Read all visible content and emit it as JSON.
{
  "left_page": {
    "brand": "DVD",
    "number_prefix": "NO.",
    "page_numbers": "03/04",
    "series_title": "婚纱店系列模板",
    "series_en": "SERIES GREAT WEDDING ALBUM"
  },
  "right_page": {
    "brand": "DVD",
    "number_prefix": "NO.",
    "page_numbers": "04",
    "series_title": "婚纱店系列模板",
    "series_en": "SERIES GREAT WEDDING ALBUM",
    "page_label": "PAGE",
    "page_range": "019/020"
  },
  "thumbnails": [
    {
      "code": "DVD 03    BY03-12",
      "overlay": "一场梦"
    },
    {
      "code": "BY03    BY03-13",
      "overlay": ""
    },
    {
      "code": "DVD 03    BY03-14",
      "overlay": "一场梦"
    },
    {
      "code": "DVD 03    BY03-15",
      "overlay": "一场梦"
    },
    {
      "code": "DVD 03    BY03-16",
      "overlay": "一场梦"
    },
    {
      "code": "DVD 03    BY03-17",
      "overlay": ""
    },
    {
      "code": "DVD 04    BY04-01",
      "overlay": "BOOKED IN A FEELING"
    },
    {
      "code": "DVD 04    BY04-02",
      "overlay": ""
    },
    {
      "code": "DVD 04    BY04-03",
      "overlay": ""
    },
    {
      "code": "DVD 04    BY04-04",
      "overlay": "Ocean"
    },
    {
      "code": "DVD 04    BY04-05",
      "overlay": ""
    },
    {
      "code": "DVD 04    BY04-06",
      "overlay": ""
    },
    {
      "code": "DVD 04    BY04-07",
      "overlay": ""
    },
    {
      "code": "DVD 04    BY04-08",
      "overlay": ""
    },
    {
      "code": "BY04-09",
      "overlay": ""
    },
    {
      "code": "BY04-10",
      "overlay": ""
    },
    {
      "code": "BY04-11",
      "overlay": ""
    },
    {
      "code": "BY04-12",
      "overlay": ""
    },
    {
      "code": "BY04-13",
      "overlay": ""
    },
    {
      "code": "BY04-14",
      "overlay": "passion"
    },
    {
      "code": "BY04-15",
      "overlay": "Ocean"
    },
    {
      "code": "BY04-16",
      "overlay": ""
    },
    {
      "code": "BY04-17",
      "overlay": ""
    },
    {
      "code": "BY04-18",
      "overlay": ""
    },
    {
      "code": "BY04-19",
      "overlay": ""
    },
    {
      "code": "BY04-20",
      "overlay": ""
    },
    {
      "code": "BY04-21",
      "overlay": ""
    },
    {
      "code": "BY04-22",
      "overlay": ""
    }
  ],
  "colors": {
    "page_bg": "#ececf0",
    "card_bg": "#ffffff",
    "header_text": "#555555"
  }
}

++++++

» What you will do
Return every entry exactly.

» Result of the task
Read all visible content and emit it as JSON.
{
  "left_page": {
    "brand": "DVD",
    "number_prefix": "NO.",
    "page_numbers": "03/04",
    "series_title": "婚纱店系列模板",
    "series_en": "SERIES GREAT WEDDING ALBUM"
  },
  "right_page": {
    "brand": "DVD",
    "number_prefix": "NO.",
    "page_numbers": "04",
    "series_title": "婚纱店系列模板",
    "series_en": "SERIES GREAT WEDDING ALBUM",
    "page_label": "PAGE",
    "page_range": "019/020"
  },
  "thumbnails": [
    {
      "code": "DVD 03    BY03-12",
      "overlay": "一场梦"
    },
    {
      "code": "BY03    BY03-13",
      "overlay": ""
    },
    {
      "code": "DVD 03    BY03-14",
      "overlay": "一场梦"
    },
    {
      "code": "DVD 03    BY03-15",
      "overlay": "一场梦"
    },
    {
      "code": "DVD 03    BY03-16",
      "overlay": "一场梦"
    },
    {
      "code": "DVD 03    BY03-17",
      "overlay": ""
    },
    {
      "code": "DVD 04    BY04-01",
      "overlay": "BOOKED IN A FEELING"
    },
    {
      "code": "DVD 04    BY04-02",
      "overlay": ""
    },
    {
      "code": "DVD 04    BY04-03",
      "overlay": ""
    },
    {
      "code": "DVD 04    BY04-04",
      "overlay": "Ocean"
    },
    {
      "code": "DVD 04    BY04-05",
      "overlay": ""
    },
    {
      "code": "DVD 04    BY04-06",
      "overlay": ""
    },
    {
      "code": "DVD 04    BY04-07",
      "overlay": ""
    },
    {
      "code": "DVD 04    BY04-08",
      "overlay": ""
    },
    {
      "code": "BY04-09",
      "overlay": ""
    },
    {
      "code": "BY04-10",
      "overlay": ""
    },
    {
      "code": "BY04-11",
      "overlay": ""
    },
    {
      "code": "BY04-12",
      "overlay": ""
    },
    {
      "code": "BY04-13",
      "overlay": ""
    },
    {
      "code": "BY04-14",
      "overlay": "passion"
    },
    {
      "code": "BY04-15",
      "overlay": "Ocean"
    },
    {
      "code": "BY04-16",
      "overlay": ""
    },
    {
      "code": "BY04-17",
      "overlay": ""
    },
    {
      "code": "BY04-18",
      "overlay": ""
    },
    {
      "code": "BY04-19",
      "overlay": ""
    },
    {
      "code": "BY04-20",
      "overlay": ""
    },
    {
      "code": "BY04-21",
      "overlay": ""
    },
    {
      "code": "BY04-22",
      "overlay": ""
    }
  ],
  "colors": {
    "page_bg": "#ececf0",
    "card_bg": "#ffffff",
    "header_text": "#555555"
  }
}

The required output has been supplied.